After almost 6 years with VMware (1 month short!), it’s with a bittersweet feeling that I’m saying goodbye to my extended family this week. It’s been said before and I’ll say it again: the connections and friends I made at VMware, will last a lifetime.
I was first drawn to VMware by NSX. When I joined, it was fairly new in the market and I’ve been lucky enough to see it being commoditized while helping organizations adopt and architect NSX into their networks. I’ve had the pleasure of working as a Solutions Engineer in the NSBU for about 3 years when ArkinNet was acquired. I had some previous experience with Arkin, so I was determined to get involved.
After spending a year in the SE role doing side projects that revolved around vRealize Network Insight, like creating a PowerShell module and writing a book, I managed to convince the product team to let me focus 100% on vRNI.
When I joined the Technical Marketing team, the wheels came off. In the last 3 years, I’ve written around 100 blogs, 6 white papers, 40 videos, trained 1000s of colleagues on 16 product releases, presented 21 VMworld sessions, countless VMUGs, customer meetings, and tons more.
This is also when my “red threads” started shifting from educating people to creating things.
The Harvard Business Review podcast (HBR IdeaCast) has been running a series called “Find Joy In Any Job” and the term “red thread” keeps coming back. Red threads are things (tasks, projects, interactions) that you love and that give you energy – as opposed to tasks that drain energy. The goal is to have about 80% of your work being red threads. Not too little, but you also can’t have 100% (unless you’re a billionaire, maybe). Here’s a quote from the podcast that summarises my situation:
People start side projects to get more red threads. Eventually, some are lucky enough to transition those side projects into full time projects
After becoming a Technical Marketer, my side projects (creating vRNI content) became my full-time job. My new side projects focused more on environmental optimizations (tweaking energy consumption, travel, and carbon footprints of the area around me), and software development, like HighlightVault, WhatPulse, or MuteDeck. I started building more and more projects to fill personal needs, and they resonated with the community around me.
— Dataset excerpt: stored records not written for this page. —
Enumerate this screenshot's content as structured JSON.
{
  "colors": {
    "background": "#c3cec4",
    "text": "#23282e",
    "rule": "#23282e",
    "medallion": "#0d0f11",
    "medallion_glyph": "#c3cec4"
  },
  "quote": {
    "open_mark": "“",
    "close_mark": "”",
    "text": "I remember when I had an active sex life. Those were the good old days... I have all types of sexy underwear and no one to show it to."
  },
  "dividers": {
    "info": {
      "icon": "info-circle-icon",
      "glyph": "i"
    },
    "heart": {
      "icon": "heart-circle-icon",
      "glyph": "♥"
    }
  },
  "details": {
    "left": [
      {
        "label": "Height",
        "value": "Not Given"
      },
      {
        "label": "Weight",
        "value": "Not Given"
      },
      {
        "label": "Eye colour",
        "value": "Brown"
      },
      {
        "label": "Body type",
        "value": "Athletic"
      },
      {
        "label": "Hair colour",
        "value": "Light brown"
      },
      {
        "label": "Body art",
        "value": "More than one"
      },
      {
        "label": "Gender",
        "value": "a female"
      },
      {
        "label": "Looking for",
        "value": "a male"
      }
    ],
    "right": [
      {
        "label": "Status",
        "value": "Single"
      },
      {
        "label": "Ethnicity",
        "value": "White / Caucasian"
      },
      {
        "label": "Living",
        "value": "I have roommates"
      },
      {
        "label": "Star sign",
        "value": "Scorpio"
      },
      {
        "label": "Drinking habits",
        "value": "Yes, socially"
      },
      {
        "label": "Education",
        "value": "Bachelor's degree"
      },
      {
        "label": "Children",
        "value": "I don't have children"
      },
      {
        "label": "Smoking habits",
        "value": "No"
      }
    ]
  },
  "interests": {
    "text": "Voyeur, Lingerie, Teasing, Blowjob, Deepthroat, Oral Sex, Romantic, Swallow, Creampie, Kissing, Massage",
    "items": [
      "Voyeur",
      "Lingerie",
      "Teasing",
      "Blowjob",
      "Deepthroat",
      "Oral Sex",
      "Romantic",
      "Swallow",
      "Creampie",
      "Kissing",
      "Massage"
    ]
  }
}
Slowly but surely, “creating things” solidified as my red threads.
I think we all know that our planet has seen better days, with extreme weather becoming the norm. Heatwaves, floods, wildfires, it’s a mess. There’s hope, though. More people than ever are working on sustainable solutions everywhere and tech is a significant driver. I’ve been wanting to do my part for a long time.
And now that the pandemic is socially over (it’s not really), colleagues seem to be going back to the previous habits of flying & traveling. I don’t want to take part in that anymore (technical marketers tend to fly a lot), as it has a major impact on the environment – and a lot of the time, it’s unnecessary.
I’m excited to start a new chapter of my life and combine the two last topics. I’ll be focusing on being my own boss (freelance) and creating a new [stealth] company with two co-founders focused on green energy storage. I can’t say too much about the latter, but I’ll be assuming the CTO role to define the tech stack in hardware and software and hiring some great local talent to build with me. I’m going to learn a lot from electrical engineers and other amazing people, and hopefully share my learnings.
The startup will consume a significant amount of time in the beginning, less so once things get rolling. That’s when I’ll be spending time doing freelance content creation, speaking at events, and driving my software forward. Contact me if you’re interested in working together. 🙂
It’s a major direction shift and I’m excited for what it’ll bring!